> _Data records_
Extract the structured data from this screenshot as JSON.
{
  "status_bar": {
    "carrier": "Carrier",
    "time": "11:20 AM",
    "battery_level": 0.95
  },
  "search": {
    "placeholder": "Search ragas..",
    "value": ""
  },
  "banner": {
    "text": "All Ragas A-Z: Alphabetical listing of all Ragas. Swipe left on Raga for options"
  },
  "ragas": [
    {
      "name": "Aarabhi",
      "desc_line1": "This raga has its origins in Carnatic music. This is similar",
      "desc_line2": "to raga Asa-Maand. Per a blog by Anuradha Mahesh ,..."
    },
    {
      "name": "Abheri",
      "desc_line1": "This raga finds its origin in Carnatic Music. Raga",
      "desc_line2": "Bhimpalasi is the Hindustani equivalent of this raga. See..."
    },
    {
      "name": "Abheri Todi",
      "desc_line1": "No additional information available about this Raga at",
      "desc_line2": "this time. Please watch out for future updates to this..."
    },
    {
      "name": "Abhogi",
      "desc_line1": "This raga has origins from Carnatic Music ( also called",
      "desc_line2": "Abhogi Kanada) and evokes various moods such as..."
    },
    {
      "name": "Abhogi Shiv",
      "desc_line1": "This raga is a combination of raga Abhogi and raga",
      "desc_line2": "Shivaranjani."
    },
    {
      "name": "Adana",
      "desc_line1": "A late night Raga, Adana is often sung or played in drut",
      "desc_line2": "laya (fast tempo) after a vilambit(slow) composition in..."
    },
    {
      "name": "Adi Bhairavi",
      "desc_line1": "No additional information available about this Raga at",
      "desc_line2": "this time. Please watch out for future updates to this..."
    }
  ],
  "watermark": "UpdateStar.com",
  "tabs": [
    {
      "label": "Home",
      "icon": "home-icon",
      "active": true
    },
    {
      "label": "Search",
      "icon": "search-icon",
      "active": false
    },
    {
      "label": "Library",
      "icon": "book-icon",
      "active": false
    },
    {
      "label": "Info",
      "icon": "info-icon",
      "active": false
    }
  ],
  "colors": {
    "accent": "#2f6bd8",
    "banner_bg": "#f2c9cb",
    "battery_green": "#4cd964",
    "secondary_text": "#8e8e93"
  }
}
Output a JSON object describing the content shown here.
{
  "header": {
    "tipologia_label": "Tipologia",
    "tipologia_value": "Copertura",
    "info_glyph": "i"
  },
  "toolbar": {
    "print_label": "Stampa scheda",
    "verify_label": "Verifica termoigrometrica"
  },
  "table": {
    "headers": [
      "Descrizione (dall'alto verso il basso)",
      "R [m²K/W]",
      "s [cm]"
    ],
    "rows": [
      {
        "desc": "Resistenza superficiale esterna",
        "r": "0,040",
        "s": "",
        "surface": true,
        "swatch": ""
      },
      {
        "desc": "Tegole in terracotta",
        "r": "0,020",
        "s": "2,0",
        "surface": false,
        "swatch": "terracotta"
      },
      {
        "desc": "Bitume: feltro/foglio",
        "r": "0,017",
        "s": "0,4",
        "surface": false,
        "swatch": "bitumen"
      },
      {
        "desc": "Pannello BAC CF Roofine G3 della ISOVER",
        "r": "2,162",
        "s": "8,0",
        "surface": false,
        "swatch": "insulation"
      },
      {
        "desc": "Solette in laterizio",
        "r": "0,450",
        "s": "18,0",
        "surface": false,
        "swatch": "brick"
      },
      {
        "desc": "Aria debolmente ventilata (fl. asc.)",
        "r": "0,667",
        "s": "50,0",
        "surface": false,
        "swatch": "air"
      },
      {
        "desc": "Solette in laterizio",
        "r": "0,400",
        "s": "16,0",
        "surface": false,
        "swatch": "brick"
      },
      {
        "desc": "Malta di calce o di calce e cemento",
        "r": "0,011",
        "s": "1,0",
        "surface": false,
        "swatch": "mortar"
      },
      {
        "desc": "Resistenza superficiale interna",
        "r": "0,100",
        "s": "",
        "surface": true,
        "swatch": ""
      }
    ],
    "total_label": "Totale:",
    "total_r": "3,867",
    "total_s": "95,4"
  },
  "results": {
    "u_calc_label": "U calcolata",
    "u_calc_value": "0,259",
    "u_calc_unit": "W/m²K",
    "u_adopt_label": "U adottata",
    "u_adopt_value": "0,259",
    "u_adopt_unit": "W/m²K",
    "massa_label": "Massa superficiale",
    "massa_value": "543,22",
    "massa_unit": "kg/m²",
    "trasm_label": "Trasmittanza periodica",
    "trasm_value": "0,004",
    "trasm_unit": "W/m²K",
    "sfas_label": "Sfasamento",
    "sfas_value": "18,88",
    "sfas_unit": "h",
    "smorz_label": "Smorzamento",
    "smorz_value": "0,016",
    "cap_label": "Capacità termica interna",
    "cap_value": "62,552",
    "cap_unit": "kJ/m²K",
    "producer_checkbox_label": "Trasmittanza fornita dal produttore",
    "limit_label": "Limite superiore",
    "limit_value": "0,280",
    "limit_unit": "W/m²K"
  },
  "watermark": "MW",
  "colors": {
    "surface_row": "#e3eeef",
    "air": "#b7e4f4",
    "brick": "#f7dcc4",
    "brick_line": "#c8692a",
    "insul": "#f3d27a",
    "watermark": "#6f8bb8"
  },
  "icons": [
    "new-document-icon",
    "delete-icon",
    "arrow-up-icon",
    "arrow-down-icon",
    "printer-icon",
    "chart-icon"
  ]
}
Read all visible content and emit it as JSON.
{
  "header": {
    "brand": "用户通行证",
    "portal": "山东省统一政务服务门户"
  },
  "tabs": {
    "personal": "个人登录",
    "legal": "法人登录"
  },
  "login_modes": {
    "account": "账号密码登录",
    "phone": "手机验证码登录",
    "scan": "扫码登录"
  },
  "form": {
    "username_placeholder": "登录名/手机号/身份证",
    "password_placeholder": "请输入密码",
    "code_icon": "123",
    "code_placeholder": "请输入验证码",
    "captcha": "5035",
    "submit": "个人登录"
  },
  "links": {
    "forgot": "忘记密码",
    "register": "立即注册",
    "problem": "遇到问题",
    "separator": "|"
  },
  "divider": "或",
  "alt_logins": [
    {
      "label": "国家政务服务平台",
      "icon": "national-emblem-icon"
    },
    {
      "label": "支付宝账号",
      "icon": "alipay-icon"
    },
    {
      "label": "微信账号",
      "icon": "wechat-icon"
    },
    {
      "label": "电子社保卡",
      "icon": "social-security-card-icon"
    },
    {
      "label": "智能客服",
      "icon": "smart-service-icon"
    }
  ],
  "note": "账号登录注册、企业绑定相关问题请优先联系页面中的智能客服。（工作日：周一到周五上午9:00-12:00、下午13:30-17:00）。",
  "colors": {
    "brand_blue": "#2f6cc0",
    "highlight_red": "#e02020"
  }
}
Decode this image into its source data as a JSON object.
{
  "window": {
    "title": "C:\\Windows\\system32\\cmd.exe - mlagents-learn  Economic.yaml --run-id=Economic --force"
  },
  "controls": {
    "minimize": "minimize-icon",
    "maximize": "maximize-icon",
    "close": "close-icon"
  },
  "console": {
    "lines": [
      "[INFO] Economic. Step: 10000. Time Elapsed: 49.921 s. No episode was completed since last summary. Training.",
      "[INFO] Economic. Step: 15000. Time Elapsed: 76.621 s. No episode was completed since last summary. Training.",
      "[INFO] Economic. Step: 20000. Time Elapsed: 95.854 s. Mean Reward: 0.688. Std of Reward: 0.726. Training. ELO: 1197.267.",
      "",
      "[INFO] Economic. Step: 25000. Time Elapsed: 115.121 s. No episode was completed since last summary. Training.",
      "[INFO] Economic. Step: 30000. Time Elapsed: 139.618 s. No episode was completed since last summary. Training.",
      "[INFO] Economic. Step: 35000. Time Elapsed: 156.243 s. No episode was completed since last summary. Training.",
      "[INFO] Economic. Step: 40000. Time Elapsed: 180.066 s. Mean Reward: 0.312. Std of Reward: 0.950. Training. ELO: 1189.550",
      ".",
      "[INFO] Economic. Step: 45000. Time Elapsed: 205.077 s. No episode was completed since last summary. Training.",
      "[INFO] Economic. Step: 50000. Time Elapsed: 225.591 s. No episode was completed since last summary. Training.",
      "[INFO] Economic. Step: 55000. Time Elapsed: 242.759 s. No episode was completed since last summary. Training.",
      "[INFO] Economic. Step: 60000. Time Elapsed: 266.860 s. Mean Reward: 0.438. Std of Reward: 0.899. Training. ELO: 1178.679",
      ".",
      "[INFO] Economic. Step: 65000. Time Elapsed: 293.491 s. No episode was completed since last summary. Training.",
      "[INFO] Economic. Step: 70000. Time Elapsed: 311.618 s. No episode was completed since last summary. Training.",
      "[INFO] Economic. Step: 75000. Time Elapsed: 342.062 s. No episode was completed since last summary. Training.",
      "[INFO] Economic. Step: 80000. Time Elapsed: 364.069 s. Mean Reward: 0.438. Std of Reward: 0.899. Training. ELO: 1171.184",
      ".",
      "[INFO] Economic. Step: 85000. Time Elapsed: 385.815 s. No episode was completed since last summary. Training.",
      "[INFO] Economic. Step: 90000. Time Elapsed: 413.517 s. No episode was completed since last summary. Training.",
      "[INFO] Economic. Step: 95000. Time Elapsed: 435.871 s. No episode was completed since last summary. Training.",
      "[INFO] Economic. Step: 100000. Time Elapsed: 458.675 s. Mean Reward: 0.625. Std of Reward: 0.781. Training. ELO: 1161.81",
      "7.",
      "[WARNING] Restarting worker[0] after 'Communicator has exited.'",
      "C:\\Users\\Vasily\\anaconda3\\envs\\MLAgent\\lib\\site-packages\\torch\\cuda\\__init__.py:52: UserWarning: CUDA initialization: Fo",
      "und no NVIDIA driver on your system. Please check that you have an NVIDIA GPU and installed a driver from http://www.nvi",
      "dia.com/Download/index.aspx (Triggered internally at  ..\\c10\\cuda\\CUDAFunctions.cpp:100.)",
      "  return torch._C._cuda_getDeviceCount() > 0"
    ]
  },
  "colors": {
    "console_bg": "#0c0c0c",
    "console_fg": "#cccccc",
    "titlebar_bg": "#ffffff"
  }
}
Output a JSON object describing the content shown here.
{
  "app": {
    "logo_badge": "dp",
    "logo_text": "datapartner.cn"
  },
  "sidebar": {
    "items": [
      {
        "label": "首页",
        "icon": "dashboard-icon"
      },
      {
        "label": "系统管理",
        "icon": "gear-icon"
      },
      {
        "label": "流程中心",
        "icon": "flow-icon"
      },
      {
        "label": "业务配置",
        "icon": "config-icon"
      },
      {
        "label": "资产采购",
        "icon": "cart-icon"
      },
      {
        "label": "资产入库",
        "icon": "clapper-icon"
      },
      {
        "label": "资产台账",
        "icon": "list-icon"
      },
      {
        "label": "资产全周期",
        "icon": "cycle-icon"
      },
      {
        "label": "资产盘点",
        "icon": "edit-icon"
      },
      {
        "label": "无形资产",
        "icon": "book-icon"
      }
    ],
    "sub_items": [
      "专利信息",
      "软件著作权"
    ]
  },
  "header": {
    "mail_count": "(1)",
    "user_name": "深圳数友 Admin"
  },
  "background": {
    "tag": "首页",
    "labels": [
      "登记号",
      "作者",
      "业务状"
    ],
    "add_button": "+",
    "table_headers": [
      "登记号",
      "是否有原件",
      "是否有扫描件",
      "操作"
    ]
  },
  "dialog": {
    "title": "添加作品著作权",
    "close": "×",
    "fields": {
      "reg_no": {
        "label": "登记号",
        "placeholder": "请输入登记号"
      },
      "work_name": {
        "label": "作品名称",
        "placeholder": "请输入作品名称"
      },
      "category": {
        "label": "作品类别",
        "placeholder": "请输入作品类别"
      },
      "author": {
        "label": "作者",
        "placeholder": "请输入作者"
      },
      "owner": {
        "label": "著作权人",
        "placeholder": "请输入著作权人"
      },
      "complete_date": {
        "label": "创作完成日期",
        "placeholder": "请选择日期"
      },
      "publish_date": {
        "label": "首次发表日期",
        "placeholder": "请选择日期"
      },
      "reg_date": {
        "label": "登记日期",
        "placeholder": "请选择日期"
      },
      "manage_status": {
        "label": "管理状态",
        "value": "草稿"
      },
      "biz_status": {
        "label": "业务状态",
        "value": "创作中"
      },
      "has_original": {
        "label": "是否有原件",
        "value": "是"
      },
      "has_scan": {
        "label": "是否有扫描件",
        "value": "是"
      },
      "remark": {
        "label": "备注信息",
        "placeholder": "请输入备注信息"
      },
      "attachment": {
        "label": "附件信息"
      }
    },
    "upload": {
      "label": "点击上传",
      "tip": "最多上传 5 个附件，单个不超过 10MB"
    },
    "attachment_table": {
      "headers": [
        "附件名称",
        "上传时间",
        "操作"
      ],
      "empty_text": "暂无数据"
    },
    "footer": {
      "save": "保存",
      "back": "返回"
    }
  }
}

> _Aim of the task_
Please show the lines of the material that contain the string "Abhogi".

> _Answer box_
      "name": "Abhogi",
      "desc_line2": "Abhogi Kanada) and evokes various moods such as..."
      "name": "Abhogi Shiv",
      "desc_line1": "This raga is a combination of raga Abhogi and raga",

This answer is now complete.